**PROBLEM DETAILS:** Scan the listing below for "Wizard", then report every line that has it.

:: EXERCISE MATERIAL ::

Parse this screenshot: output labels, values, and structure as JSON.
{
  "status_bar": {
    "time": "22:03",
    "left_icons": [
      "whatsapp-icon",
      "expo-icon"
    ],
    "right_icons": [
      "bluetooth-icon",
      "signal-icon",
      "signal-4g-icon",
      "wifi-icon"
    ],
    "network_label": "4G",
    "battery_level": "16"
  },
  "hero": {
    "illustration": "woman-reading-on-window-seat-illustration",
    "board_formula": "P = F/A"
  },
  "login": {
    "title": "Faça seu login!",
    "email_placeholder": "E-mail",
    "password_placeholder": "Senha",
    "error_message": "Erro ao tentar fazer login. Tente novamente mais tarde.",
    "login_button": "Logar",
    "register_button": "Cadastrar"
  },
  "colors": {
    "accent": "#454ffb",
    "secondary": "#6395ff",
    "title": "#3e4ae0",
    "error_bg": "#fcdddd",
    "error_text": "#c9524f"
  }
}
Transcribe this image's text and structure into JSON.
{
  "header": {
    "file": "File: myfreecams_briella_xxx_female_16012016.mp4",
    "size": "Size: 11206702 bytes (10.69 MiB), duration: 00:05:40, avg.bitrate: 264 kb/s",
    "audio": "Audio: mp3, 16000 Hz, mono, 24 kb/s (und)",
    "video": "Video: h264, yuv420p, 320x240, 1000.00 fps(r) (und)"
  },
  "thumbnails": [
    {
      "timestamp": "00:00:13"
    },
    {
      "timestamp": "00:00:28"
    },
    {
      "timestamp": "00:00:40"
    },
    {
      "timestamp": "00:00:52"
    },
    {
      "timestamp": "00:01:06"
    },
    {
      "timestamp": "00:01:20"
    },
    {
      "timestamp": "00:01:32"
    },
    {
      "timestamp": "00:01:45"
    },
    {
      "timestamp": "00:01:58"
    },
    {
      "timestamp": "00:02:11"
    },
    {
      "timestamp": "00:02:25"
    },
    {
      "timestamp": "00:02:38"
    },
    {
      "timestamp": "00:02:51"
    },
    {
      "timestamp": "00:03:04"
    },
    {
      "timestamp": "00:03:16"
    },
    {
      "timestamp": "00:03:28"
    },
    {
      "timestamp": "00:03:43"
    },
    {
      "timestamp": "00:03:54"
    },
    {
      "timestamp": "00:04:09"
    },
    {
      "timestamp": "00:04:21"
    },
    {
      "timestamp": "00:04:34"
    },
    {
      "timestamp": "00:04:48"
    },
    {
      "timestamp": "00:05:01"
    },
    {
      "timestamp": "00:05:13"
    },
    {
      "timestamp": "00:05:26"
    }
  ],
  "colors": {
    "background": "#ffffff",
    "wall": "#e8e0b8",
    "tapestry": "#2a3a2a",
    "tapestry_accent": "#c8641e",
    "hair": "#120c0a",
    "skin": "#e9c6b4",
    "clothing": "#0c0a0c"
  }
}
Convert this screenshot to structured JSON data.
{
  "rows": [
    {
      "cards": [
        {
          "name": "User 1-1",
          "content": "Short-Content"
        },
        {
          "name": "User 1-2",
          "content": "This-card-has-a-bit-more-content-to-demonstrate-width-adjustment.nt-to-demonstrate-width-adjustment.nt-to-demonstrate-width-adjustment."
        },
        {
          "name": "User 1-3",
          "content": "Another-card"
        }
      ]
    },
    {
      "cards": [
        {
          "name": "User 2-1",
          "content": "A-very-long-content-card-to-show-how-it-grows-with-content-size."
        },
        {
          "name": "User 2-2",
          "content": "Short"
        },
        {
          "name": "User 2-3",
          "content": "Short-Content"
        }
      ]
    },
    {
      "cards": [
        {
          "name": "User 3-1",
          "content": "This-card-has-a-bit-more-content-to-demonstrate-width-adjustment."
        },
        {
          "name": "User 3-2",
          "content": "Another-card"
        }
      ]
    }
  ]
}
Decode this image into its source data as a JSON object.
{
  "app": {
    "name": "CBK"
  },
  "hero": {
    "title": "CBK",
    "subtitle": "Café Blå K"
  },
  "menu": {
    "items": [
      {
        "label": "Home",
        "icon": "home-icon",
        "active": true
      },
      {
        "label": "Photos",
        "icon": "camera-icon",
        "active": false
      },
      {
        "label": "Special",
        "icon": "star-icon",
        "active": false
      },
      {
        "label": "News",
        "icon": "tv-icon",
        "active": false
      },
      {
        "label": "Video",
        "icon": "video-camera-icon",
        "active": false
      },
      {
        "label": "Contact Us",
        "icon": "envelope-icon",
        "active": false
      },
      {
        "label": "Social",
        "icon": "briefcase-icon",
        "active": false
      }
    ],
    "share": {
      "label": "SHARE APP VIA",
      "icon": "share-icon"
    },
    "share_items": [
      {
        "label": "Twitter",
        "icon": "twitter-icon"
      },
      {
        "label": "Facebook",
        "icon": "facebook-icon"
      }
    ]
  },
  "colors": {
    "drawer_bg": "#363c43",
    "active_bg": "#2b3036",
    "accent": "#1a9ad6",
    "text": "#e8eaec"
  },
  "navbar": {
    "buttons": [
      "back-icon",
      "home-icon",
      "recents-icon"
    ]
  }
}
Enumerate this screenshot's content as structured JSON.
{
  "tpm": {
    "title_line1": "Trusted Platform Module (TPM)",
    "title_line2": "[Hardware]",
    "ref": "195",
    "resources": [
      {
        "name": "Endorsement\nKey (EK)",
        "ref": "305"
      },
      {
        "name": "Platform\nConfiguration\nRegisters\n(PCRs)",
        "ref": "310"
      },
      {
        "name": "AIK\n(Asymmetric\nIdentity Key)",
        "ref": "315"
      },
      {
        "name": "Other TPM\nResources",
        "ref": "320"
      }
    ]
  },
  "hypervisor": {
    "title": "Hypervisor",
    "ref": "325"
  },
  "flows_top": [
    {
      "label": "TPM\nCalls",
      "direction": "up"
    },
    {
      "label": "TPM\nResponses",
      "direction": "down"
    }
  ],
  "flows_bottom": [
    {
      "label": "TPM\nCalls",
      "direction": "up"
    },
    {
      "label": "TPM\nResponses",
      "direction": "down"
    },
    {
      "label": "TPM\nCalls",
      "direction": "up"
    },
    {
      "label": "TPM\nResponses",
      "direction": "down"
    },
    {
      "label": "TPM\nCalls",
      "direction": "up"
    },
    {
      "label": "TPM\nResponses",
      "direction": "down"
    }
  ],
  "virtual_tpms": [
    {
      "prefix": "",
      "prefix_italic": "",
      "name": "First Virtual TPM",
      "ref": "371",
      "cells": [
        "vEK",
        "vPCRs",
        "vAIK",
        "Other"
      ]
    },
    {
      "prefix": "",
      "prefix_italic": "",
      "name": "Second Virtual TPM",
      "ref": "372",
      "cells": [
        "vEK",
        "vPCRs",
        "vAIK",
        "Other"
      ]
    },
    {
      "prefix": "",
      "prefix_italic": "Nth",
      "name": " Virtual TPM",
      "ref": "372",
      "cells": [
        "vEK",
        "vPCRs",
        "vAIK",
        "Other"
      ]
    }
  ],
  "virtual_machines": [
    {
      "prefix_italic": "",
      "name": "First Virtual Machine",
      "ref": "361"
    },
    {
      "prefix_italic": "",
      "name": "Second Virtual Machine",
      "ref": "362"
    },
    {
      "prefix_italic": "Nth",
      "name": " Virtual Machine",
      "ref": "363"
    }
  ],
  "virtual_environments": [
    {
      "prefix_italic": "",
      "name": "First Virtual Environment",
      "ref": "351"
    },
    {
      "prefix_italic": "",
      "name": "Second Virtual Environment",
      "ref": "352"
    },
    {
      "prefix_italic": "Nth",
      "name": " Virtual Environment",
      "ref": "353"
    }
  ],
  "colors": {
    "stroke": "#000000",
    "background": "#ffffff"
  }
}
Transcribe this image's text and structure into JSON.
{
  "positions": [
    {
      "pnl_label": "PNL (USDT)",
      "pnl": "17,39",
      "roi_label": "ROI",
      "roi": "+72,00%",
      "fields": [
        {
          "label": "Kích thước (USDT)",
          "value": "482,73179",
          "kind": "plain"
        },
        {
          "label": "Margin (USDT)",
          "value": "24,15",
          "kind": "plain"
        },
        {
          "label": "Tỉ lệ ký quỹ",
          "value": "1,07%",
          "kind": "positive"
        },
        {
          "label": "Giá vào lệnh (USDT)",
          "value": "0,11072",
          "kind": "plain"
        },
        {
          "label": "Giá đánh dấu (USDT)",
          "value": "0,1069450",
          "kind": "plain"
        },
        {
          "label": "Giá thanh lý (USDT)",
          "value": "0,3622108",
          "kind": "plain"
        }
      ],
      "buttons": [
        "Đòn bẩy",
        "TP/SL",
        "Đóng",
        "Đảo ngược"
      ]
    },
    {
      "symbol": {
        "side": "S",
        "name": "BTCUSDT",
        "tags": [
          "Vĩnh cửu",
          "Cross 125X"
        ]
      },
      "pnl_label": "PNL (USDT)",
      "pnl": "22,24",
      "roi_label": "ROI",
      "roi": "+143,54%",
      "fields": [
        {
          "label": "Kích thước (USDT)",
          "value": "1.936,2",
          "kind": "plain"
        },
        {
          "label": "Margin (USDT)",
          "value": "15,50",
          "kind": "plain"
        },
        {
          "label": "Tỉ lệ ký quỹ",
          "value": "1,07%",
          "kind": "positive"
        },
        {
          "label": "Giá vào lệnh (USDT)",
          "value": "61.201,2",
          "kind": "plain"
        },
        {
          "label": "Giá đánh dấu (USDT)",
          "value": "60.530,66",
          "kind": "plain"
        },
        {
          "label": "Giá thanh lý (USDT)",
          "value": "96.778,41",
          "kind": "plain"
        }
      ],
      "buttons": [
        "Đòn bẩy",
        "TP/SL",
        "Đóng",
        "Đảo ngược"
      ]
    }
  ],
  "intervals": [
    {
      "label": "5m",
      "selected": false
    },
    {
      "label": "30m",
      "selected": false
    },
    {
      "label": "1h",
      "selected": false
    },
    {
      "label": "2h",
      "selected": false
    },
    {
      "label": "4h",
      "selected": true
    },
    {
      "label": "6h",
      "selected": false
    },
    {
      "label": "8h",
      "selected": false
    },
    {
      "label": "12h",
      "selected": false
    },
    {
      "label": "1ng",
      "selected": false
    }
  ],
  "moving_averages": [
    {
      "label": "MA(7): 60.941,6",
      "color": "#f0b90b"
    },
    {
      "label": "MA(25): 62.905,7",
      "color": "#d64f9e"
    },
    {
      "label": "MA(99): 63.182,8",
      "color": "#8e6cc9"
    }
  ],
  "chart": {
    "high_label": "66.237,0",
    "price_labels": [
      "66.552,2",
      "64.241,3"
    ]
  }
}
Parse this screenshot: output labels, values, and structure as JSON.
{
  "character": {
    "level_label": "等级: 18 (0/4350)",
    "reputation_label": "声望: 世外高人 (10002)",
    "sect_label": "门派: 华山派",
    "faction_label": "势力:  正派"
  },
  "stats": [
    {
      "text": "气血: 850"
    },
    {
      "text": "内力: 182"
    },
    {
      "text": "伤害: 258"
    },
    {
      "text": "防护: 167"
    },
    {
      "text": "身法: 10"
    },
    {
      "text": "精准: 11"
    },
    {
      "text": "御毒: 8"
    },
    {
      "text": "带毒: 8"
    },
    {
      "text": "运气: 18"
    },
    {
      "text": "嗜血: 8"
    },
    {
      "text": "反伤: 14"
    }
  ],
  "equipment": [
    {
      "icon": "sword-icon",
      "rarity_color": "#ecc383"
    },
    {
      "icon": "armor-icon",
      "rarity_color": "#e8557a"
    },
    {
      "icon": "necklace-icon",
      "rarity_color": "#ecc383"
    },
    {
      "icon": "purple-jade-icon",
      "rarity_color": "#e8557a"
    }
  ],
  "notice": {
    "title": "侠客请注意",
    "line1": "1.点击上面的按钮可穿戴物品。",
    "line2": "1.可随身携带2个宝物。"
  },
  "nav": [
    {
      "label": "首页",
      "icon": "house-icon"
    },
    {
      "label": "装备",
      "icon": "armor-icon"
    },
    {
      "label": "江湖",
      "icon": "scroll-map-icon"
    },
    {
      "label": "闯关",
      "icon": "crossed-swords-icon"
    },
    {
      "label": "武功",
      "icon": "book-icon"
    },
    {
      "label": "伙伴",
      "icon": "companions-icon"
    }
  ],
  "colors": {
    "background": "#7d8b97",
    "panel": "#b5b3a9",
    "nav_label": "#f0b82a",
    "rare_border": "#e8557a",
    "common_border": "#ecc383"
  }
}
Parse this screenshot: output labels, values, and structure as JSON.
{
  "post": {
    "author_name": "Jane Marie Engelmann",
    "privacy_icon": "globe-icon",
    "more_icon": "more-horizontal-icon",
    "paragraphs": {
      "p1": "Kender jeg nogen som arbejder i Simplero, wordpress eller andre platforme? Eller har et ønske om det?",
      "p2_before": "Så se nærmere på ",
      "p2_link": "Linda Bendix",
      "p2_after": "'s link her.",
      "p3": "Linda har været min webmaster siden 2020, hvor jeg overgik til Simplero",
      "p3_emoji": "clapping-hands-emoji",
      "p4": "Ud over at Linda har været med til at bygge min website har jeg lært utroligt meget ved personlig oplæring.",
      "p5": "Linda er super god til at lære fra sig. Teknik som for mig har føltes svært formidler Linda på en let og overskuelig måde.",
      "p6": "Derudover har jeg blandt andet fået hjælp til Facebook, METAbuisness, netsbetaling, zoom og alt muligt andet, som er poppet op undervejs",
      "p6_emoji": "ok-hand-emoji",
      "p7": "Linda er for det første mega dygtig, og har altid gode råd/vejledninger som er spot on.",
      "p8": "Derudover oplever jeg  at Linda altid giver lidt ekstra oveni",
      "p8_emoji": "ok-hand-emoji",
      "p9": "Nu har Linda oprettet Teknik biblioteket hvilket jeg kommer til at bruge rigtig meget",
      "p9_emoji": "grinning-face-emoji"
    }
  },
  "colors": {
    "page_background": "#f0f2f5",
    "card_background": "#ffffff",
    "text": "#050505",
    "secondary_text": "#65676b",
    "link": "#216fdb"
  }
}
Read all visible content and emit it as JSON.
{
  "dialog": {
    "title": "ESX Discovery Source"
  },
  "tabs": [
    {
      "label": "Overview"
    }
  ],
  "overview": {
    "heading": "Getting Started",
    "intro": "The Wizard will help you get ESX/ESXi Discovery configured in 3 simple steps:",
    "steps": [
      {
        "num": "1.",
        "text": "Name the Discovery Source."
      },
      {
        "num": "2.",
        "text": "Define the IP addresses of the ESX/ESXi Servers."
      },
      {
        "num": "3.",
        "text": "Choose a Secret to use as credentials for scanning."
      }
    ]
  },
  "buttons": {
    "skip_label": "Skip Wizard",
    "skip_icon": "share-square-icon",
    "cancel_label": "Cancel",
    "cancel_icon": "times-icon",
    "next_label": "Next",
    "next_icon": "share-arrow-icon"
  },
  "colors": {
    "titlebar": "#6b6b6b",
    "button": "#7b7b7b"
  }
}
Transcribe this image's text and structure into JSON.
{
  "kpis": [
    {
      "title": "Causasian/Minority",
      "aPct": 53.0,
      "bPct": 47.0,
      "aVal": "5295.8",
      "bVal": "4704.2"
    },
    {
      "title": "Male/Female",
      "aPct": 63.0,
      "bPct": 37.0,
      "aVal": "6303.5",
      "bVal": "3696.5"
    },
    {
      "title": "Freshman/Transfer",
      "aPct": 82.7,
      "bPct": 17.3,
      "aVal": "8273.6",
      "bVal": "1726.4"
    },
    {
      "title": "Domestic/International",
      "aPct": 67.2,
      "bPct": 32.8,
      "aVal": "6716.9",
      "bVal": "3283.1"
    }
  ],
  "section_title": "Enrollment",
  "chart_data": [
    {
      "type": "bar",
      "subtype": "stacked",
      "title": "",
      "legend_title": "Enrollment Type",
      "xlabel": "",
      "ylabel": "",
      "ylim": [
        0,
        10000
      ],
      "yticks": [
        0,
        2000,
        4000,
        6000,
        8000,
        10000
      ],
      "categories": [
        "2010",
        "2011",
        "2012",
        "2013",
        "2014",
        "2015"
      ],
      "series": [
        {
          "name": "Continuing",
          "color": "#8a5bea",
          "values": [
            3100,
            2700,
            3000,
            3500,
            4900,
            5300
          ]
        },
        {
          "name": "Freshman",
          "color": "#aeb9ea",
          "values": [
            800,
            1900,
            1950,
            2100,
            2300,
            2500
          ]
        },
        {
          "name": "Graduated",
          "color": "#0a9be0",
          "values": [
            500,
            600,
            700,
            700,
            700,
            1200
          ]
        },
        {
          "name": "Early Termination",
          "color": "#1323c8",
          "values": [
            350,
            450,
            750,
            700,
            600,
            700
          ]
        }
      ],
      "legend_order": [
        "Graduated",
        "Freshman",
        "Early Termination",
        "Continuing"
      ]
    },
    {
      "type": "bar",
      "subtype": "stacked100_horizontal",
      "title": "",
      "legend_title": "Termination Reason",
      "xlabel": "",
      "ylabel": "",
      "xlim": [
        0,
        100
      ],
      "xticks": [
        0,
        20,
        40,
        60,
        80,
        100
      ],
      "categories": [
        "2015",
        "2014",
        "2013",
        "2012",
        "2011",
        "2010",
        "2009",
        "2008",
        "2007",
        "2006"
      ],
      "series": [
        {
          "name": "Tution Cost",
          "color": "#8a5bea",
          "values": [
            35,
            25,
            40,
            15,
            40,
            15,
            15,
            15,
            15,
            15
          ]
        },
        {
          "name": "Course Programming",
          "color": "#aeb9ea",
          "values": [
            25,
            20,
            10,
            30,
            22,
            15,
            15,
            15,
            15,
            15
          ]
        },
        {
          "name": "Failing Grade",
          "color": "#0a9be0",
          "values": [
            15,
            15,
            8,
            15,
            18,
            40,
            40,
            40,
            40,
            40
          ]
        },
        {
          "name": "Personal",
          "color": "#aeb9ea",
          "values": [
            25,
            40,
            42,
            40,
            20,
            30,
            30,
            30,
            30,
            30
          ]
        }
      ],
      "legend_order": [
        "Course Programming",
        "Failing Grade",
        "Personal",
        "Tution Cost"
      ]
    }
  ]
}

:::

**RESULT OF THIS TASK:**
    "intro": "The Wizard will help you get ESX/ESXi Discovery configured in 3 simple steps:",
    "skip_label": "Skip Wizard",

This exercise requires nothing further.